━━━ Supplied information ━━━
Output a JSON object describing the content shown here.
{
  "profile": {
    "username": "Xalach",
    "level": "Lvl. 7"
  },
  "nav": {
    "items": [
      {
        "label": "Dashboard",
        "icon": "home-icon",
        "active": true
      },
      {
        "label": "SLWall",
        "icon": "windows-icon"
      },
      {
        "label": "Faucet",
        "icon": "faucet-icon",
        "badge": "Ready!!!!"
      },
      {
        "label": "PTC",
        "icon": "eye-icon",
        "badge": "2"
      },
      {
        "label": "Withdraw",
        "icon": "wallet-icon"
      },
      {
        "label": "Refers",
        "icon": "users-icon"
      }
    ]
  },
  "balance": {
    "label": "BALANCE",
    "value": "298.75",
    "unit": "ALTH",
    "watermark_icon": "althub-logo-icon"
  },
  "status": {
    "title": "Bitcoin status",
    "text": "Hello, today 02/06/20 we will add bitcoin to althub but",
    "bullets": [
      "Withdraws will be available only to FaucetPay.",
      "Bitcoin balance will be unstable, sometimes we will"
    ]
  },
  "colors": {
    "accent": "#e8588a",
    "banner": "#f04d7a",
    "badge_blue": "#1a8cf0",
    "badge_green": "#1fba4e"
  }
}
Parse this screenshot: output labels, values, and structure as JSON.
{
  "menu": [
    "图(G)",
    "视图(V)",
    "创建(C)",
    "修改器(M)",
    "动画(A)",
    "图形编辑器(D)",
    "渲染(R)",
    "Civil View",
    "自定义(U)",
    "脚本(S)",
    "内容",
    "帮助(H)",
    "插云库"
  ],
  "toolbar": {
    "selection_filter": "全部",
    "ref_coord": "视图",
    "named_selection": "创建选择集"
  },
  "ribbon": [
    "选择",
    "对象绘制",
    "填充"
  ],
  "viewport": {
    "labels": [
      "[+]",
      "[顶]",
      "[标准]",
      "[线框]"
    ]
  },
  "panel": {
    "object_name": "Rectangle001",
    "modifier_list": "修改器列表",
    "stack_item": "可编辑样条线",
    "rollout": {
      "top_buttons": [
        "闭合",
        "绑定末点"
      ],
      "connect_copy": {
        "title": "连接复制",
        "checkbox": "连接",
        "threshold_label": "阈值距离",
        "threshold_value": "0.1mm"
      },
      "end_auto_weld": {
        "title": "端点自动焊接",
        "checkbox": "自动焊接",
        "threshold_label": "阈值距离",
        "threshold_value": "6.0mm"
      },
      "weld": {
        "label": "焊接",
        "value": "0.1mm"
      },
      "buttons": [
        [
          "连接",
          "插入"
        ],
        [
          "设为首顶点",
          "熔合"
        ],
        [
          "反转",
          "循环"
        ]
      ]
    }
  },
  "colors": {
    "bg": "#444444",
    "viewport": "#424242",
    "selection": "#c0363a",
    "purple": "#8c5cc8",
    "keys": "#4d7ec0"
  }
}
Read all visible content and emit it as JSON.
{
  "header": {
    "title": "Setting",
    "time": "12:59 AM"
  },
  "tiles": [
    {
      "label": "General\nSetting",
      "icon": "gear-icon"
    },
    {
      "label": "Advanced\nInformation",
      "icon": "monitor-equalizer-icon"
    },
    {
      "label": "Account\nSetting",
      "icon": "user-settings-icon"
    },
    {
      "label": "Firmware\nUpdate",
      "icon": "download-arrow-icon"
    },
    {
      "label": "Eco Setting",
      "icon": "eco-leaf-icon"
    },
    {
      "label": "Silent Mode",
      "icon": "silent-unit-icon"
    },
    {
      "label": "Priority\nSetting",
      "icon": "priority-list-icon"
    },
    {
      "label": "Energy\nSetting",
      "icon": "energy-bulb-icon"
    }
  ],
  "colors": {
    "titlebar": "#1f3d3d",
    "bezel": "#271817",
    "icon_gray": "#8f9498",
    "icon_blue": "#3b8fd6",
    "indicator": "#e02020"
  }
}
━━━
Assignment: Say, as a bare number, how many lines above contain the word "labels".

Answer box: 2